ENTRIES PROVIDED:

★ ★ ★ ★

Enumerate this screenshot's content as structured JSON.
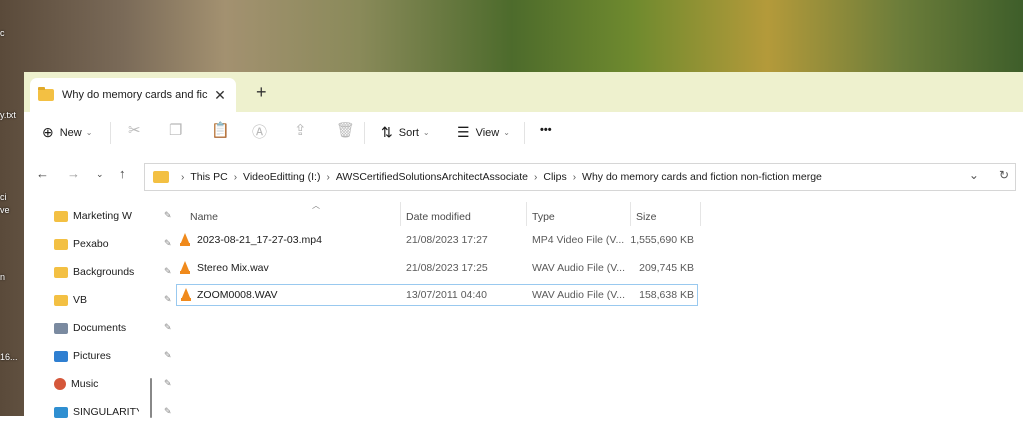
{
  "desktop": {
    "labels": [
      "c",
      "y.txt",
      "ci",
      "ve",
      "n",
      "16..."
    ]
  },
  "tab": {
    "title": "Why do memory cards and fic"
  },
  "toolbar": {
    "new_label": "New",
    "sort_label": "Sort",
    "view_label": "View",
    "more_label": "•••"
  },
  "address": {
    "crumbs": [
      "This PC",
      "VideoEditting (I:)",
      "AWSCertifiedSolutionsArchitectAssociate",
      "Clips",
      "Why do memory cards and fiction non-fiction merge"
    ]
  },
  "sidebar": {
    "items": [
      {
        "label": "Marketing W",
        "icon": "folder-icon",
        "color": "#f3c043"
      },
      {
        "label": "Pexabo",
        "icon": "folder-icon",
        "color": "#f3c043"
      },
      {
        "label": "Backgrounds",
        "icon": "folder-icon",
        "color": "#f3c043"
      },
      {
        "label": "VB",
        "icon": "folder-icon",
        "color": "#f3c043"
      },
      {
        "label": "Documents",
        "icon": "documents-icon",
        "color": "#7a8aa0"
      },
      {
        "label": "Pictures",
        "icon": "pictures-icon",
        "color": "#2f7fd1"
      },
      {
        "label": "Music",
        "icon": "music-icon",
        "color": "#d5573a"
      },
      {
        "label": "SINGULARITY",
        "icon": "folder-icon",
        "color": "#2f8fd1"
      }
    ]
  },
  "columns": {
    "name": "Name",
    "date": "Date modified",
    "type": "Type",
    "size": "Size"
  },
  "files": [
    {
      "name": "2023-08-21_17-27-03.mp4",
      "date": "21/08/2023 17:27",
      "type": "MP4 Video File (V...",
      "size": "1,555,690 KB"
    },
    {
      "name": "Stereo Mix.wav",
      "date": "21/08/2023 17:25",
      "type": "WAV Audio File (V...",
      "size": "209,745 KB"
    },
    {
      "name": "ZOOM0008.WAV",
      "date": "13/07/2011 04:40",
      "type": "WAV Audio File (V...",
      "size": "158,638 KB"
    }
  ]
}
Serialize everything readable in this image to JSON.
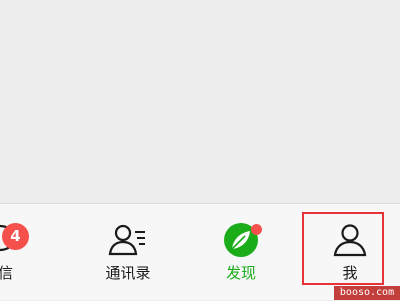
{
  "tabbar": {
    "tabs": [
      {
        "id": "chats",
        "label": "信",
        "icon": "chat-bubble-icon",
        "badge": "4"
      },
      {
        "id": "contacts",
        "label": "通讯录",
        "icon": "contacts-icon"
      },
      {
        "id": "discover",
        "label": "发现",
        "icon": "compass-icon",
        "badge_dot": true,
        "active": true
      },
      {
        "id": "me",
        "label": "我",
        "icon": "person-icon",
        "highlighted": true
      }
    ]
  },
  "colors": {
    "active": "#1aad19",
    "badge": "#f5504c",
    "highlight": "#e8323a",
    "text": "#1a1a1a"
  },
  "watermark": "booso.com"
}
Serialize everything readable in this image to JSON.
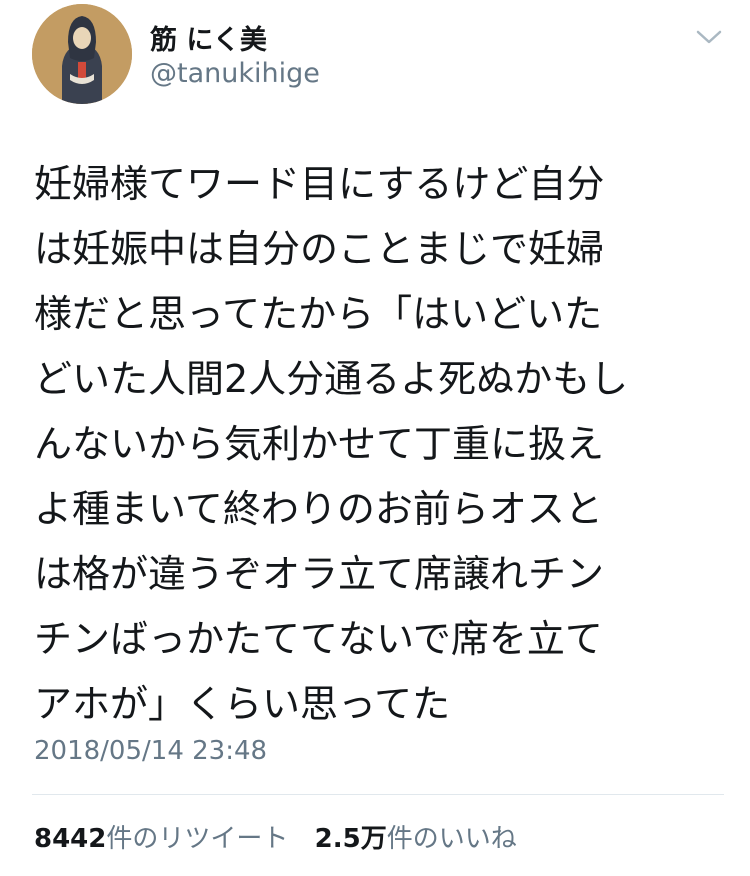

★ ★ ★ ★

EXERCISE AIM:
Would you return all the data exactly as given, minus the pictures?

ANSWER BELOW:
Enumerate this screenshot's content as structured JSON.
{
  "desktop": {
    "labels": [
      "c",
      "y.txt",
      "ci",
      "ve",
      "n",
      "16..."
    ]
  },
  "tab": {
    "title": "Why do memory cards and fic"
  },
  "toolbar": {
    "new_label": "New",
    "sort_label": "Sort",
    "view_label": "View",
    "more_label": "•••"
  },
  "address": {
    "crumbs": [
      "This PC",
      "VideoEditting (I:)",
      "AWSCertifiedSolutionsArchitectAssociate",
      "Clips",
      "Why do memory cards and fiction non-fiction merge"
    ]
  },
  "sidebar": {
    "items": [
      {
        "label": "Marketing W",
        "icon": "folder-icon",
        "color": "#f3c043"
      },
      {
        "label": "Pexabo",
        "icon": "folder-icon",
        "color": "#f3c043"
      },
      {
        "label": "Backgrounds",
        "icon": "folder-icon",
        "color": "#f3c043"
      },
      {
        "label": "VB",
        "icon": "folder-icon",
        "color": "#f3c043"
      },
      {
        "label": "Documents",
        "icon": "documents-icon",
        "color": "#7a8aa0"
      },
      {
        "label": "Pictures",
        "icon": "pictures-icon",
        "color": "#2f7fd1"
      },
      {
        "label": "Music",
        "icon": "music-icon",
        "color": "#d5573a"
      },
      {
        "label": "SINGULARITY",
        "icon": "folder-icon",
        "color": "#2f8fd1"
      }
    ]
  },
  "columns": {
    "name": "Name",
    "date": "Date modified",
    "type": "Type",
    "size": "Size"
  },
  "files": [
    {
      "name": "2023-08-21_17-27-03.mp4",
      "date": "21/08/2023 17:27",
      "type": "MP4 Video File (V...",
      "size": "1,555,690 KB"
    },
    {
      "name": "Stereo Mix.wav",
      "date": "21/08/2023 17:25",
      "type": "WAV Audio File (V...",
      "size": "209,745 KB"
    },
    {
      "name": "ZOOM0008.WAV",
      "date": "13/07/2011 04:40",
      "type": "WAV Audio File (V...",
      "size": "158,638 KB"
    }
  ]
}
Serialize everything readable in this image to JSON.
{
  "tabbar": {
    "tabs": [
      {
        "id": "chats",
        "label": "信",
        "icon": "chat-bubble-icon",
        "badge": "4"
      },
      {
        "id": "contacts",
        "label": "通讯录",
        "icon": "contacts-icon"
      },
      {
        "id": "discover",
        "label": "发现",
        "icon": "compass-icon",
        "badge_dot": true,
        "active": true
      },
      {
        "id": "me",
        "label": "我",
        "icon": "person-icon",
        "highlighted": true
      }
    ]
  },
  "colors": {
    "active": "#1aad19",
    "badge": "#f5504c",
    "highlight": "#e8323a",
    "text": "#1a1a1a"
  },
  "watermark": "booso.com"
}
Serialize everything readable in this image to JSON.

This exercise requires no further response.